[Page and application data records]
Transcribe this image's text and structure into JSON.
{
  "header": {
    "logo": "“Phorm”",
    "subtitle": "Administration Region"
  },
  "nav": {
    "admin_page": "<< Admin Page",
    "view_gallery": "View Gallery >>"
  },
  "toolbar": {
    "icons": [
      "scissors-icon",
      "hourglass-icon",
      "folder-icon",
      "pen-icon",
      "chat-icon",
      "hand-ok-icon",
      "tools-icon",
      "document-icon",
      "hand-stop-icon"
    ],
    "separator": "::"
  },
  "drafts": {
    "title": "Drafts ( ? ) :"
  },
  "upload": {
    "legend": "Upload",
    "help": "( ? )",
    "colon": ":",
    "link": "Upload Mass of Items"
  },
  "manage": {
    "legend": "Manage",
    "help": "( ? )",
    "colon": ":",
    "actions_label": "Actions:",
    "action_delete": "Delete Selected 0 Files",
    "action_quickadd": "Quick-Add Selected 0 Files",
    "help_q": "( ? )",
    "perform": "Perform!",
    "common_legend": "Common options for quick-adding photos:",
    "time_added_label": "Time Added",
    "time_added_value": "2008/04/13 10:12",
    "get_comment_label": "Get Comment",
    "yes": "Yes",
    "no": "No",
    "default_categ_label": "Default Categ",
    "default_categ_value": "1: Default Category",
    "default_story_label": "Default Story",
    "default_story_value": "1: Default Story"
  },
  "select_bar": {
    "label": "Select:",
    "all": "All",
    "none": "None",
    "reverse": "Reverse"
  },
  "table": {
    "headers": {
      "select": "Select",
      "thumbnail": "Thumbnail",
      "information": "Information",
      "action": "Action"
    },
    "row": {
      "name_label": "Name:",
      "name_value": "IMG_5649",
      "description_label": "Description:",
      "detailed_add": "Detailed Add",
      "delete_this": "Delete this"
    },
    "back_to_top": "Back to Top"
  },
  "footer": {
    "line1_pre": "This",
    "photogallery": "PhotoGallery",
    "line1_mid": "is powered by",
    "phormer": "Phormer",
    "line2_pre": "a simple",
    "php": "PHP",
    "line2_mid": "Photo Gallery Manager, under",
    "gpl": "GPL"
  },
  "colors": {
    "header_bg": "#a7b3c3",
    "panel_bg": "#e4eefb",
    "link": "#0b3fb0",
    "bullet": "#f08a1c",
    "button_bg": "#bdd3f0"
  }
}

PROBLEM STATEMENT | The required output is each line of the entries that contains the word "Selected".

RESPONSE TO THE EXERCISE |
    "action_delete": "Delete Selected 0 Files",
    "action_quickadd": "Quick-Add Selected 0 Files",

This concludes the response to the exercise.